In conclusion. I really need to see a win. These players need to feel a win. LeafsNation needs to see a god damn win as well. Losing with dignity can only last for so long. Plus, I need the batteries to wear down in my Budweiser light. It has been pretty quiet lately.
Down with Stars I say. Go Leafs Go.
Toronto Maple Leafs
Gdiff (5v5) — -2
Gdiff (All) — -13
CF% (5v5) – 53.7
PP% – 7.4
PK% – 73
Gdiff (5v5) — +3
Gdiff (All) — +10
CF% (5v5) – 53.2
PP% – 26.3
PK% – 81.3
Toronto Maple Leafs
JVR – Kadri – Komarov
Mathias – Holland – Parenteau
Winnik – Bozak – Lupul
Grabner – Froese – Boyes
Gardiner – Phaneuf
Hunwick – Rielly
Marincin – Polak
Benn – Seguin – Sharp
Faksa – Spezza – Hemsky
Janmark – Eakin – Nichushkin
Roussel – Fiddler – Sceviour
Goligoski – Klingberg
Oduya – Demers
Nemeth – Benn
Today in Leafs History….
Today in Leafs history brought to you by …… @DoctorRobert
- 1894 – St. Pats defenseman Ted Stackhouse was born in Wolfville, Nova Scotia.
- 1922 – Defender Doug Baldwin was born in Winnipeg, Manitoba.
- 1947 – Leafs pull off one of the biggest trades in franchise history as they send Bud Poile, Bob Goldham, Gaye Stewart, Gus Bodnar, and Ernie Dickens to Chicago in exchange for Cy Thomas and Max Bentley. At the time of the trade, this deal was considered to be one of the most significant transactions in NHL history. Bentley would go on to help the Leafs win three cups over the next six seasons.

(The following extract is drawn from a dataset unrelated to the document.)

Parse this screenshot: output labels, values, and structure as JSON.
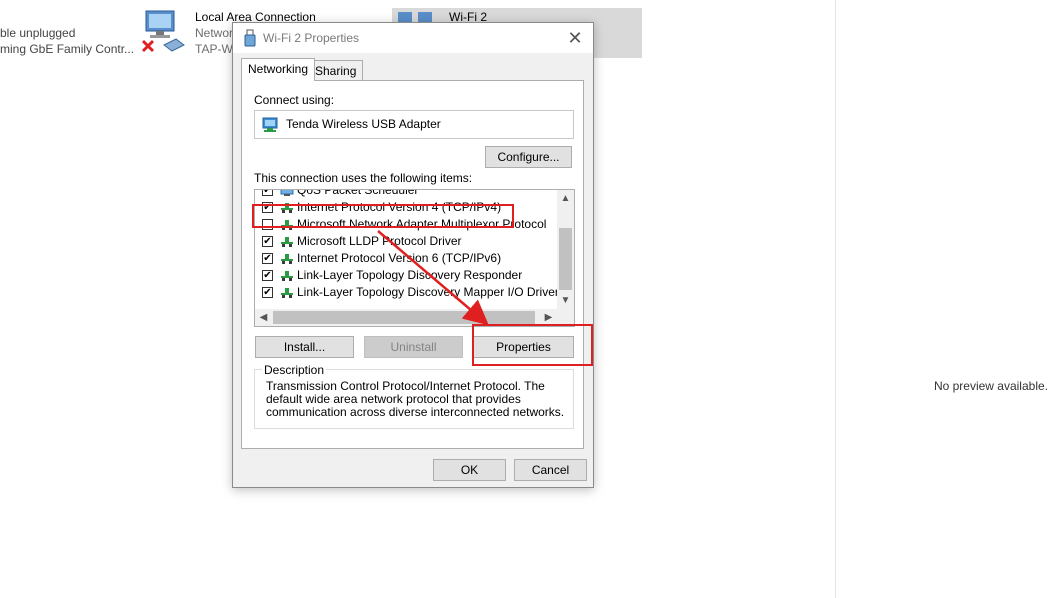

- 1948 – Former Leafs defenseman and assistant coach Rick Ley was born in Orillia, Ontario. From 1968-1972, Ley had 8 goals and 54 assists in 229 games with the Leafs. He would return to the club in 1998 as an assistant coach, a position he held until 2006.
- 1973 – Defenseman David Cooper was born in Ottawa, Ontario. Cooper played just 30 games for the Leafs and picked up 10 points in the process.
- 1973 – Defenseman Jason Smith was born in Calgary, Alberta. Along with Steve Sullivan and Alyn McCauley, Smith was acquired in the trade that sent captain Doug Gilmour to the New Jersey Devils in 1997.
- 1974 – Leafs re-acquire defenseman Rod Seiling as they send Tim Ecclestone and Willie Brossart to the Washington Capitals.
- 1989 – Former Leafs defenseman and “future captain” Luke Schenn was born in Saskatoon, Saskatchewan.
- 2011 – Joffrey Lupul scores his first hat-trick as a Leaf in a 5-3 victory over the New Jersey Devils. All of Lupul’s goals were scored at even strength during the second period!
Rielly on Babcock taking blame for PIT loss: “As players we have to take responsibility for what happens on the ice” pic.twitter.com/dLMQLAdBZ5
— Mark Masters (@markhmasters) November 2, 2015